Motor vehicle accidents involving motorcyclists are among the most devastating. Fortunately, there's likely a criminal attorney in your area who specializes in motorcycle litigation.
Here are some of the common steps motorcycle attorneys take when building a case for their clients.
Vetting the Facts
The majority of motorcycle involved cases are settled by insurance companies out of court. To compel the involved insurance carriers to make a fair settlement, however, you've got to have your facts substantiated to show that it will be cheaper for them to settle rather than disputing the facts of the case in court.
- Police Reports: without a police report, a motorcycle accident is little more than a rumor in the eyes of the law. When you look over the police report associated with your motorcycle accident you need to make sure that the presiding officer(s) names, badge numbers, and phone numbers are clearly stated in the report. This will be crucial for your motorcycle attorney if they need to clarify any of the facts presented in the report.
- Eyewitnesses: anyone who witnessed your motorcycle accident should be interviewed by your attorney. Having their names and contact information can help your attorney track them down.
- Photos/videos: photographic and/or video evidence can clinch your case. When assembling your videos/photos, categorize them by timestamp. For instance, you will want to include photos/videos of your motorcycle as close to the date of your accident as possible.
- Correspondences/Bills: any documents that can help your attorney create a paper trail for your case can also be important. For instance, you will want to include any and all medical-related expenses resulting from your accident.
Negotiating Your Settlement

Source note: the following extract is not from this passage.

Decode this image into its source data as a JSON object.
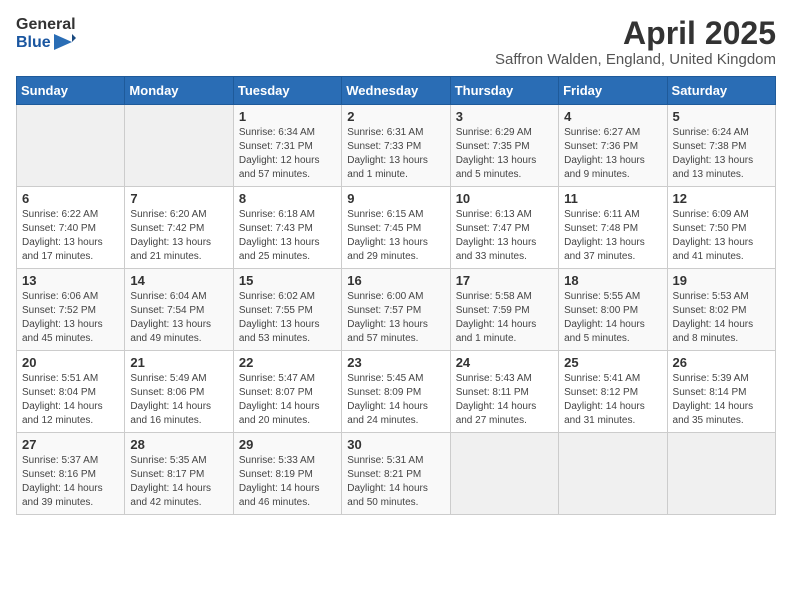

Before you agree to work with an attorney, be sure that you consider the terms of their services. For instance, some motorcycle attorneys do not require their clients to pay for any legal expenses unless they are able to negotiate a settlement. Although this arrangement can feel like a deal, these attorneys are likely to take a larger cut of the settlement they negotiate. In addition to looking over the fine print of the contract, you should also ask about billable hours and rates. Some attorneys mandate a minimum quota of billable hours regardless of how swiftly an insurance company might be willing to settle a case. These billable hours can be an additional charge levied against you before you get the proceeds from your case.

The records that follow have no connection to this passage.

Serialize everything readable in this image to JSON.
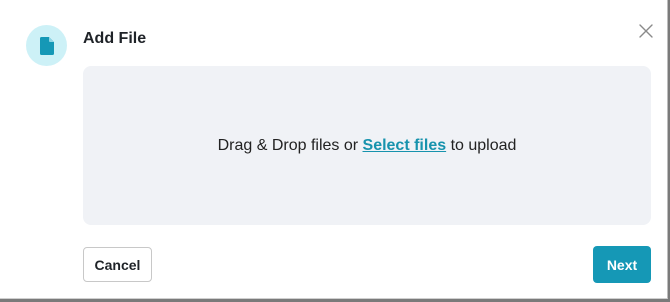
{
  "dialog": {
    "title": "Add File",
    "icon": "file-icon",
    "close_icon": "close-icon"
  },
  "dropzone": {
    "text_before": "Drag & Drop files or ",
    "link_label": "Select files",
    "text_after": " to upload"
  },
  "footer": {
    "cancel_label": "Cancel",
    "next_label": "Next"
  },
  "colors": {
    "accent": "#1598b6",
    "link": "#1793ad",
    "icon_bg": "#cdf1f7",
    "dropzone_bg": "#f0f2f6"
  }
}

To learn more about motorcycle accidents, contact companies like Iron Horse Motorcycle Lawyers.